Corvallls Miss Lucy Crossett of
Portland, a senior at Oregon State
college, has been awarded one of 20
national prizes In dress designing
by the Marshall Fields department
store of Chicago. A sketch of a
dress submitted by Miss Crossett In
a national contest among college
students will be made up by the
Chicago firm and named "Miss Or
egon State." Miss Crossett studied
dress design from Miss Mildred
Chamberlain, associate professor of
clothing, textiles and related arts,
In the school of home economics.
Q. How can the best way to travel be
A. By adding the lowest rail fares in
history to the comfort, speed and
safety of travel by train.
UNION PACIFIC has solved this problem with its
big cuts in rail lares now in effect every day. Only
2 cents a mile in coaches even less on long trips
10 cent o2 for round trips.
Sample Fares from HEPPNER
-$40.92 Denver $25.42
40.92 Salt Lake City 15.64
85.92 Portland 3.89
- 85.37 Spokane 5.44
Ticket good in sleeping can, 3 cents a mile and less. Pullman
costs extra, but reduced by elimination of surcharge.
FOR PULL PARTICULARS ASK UNION PACIFIC A6ENT
p over 400 vrnDfl iVHifBSTi
Pictures tell the story. The
articles are short, concise,
and fascinatinR. Ilcre are a
few subjects covered:
omy Automobile Repairing
Aviation Boat Building
Care of Tools Chemislry
Klcctricity Home Made
Furniture Hunting, Fish
ing I tlcas to M ake M oney in
Spare Time Jigsaw Work
Metal Working Model Mak

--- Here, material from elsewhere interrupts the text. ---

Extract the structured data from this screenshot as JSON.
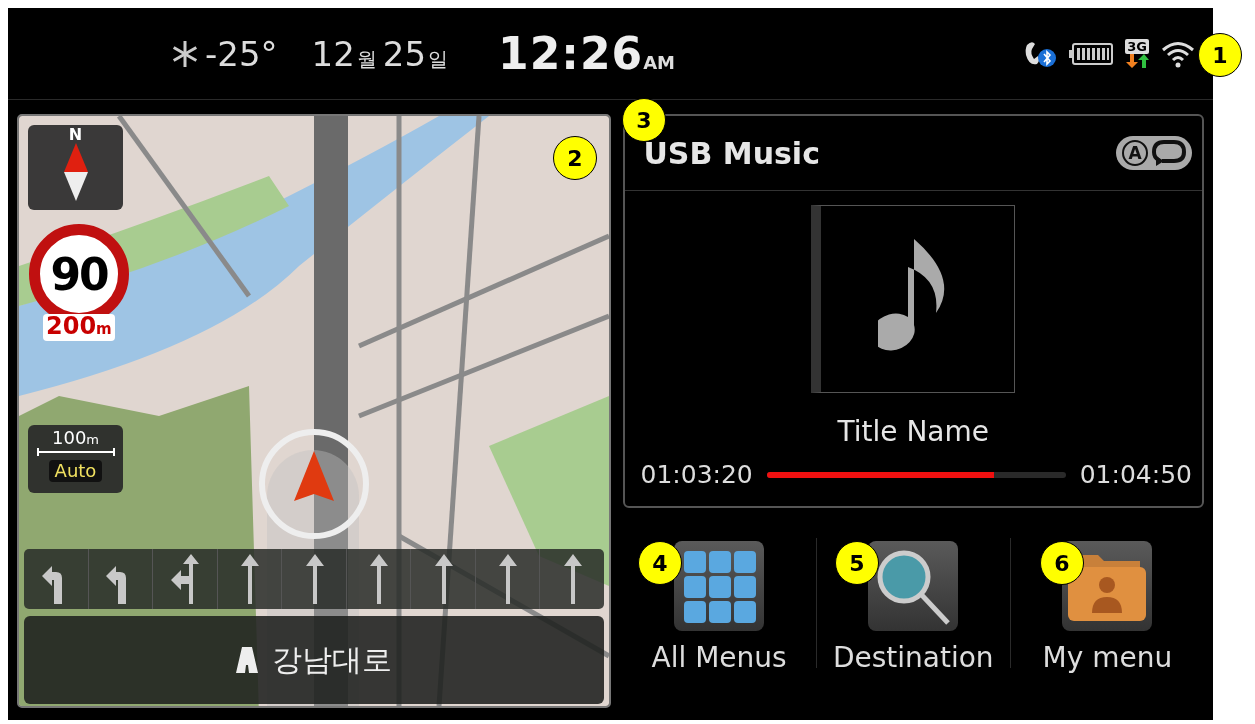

ingMotion Pictures- Radio
Toys Wood Turning.
"Written So You Can
Told In Simple Language
Would you like to keep posted on all the
new developments in this remarkable world
of ours? The new Inventions the latest
Scientific Discoveries the amazing Knp
neering Feats the progress made in Avia
tion Radio Electricity Chemistry
Physics Photography, etc.? These and
many other fascinating subjects are brought
to you each month through the pages of
POPULAR MECHANICS MAGAZINE.
Something for Everyone!
Special departments arc devoted to the home
craftsman and practical shopman. The radio
cnthuHiast has a larRe section tilled witJi newsand
helpful information on construction and main
tenance of hoth transmitting and receiving
seta. For the housewitc, there are scores of
hints to lighten her daily taaks . . . it's the one
magazine everyone in your larmiy will enjoy.
At All Newsstands 25c
or by Subscription $2.50 a Year
Stop fit your favorit newsstand and
look ovar tha currant Usua. If your
newsdealer Is sold out. order direct
200 E. Ontario. St Dept. N. CkJcafO
Ham and Egos! Easter- '
time foods ... colorful and tasty. Serve
fried ham and eggs for your Easter break
fast baked ham for your Easter dinner
and color plenty of hard boiled eggs for
You will want to secure them at Safeway ....
because we are specializing in them both this week. Mild Easter Sugar
Cured Hams cherry red flesh . . . and eggs! large and
snow-white, just right for coloring.
Sugar Cured Hams Lb. 1 Qp
Delicious, appetizing, whole or half Ivv
Best Quality Eggs Doz. 1 H
Fresh from the ranches A J V
Coffee, 2 lbs. 55c Bacon Lb. 19c
Dependable vaccum packed Eastern Sugar Cured
Airway... 3 lbs. 59c Nob Hill 3 lbs. 73c
High Grade Coffee The Best Coffee
GRAPEFRUIT O yfQ
64s Seedless OFOR ttJl
BANANAS M OOe
Ripe, golden fruit tLBS. MUX
Solid O HEADS Ut
NEW SPUDS 3 LBS. 25c
NEW PEAS ... 3 LBS. 25c
White King VkT 30c
Jell Well . . Pkg. 5c
k J Bast Food t. "J
SAVINGS FOR FRIDAY, SATURDAY,
MONDAY, MARCH 23 to 26
4 White Cloud QtZ
-LB. CTN dUt
Bleacher f M
Full Qt Bottle .... JLfl
While it lasts 4 An
PER POUND .... UC
Luna Laundry )Qr
10 LGE. BARS ... Aut
6 Federal QQn
TALL TINS OeJC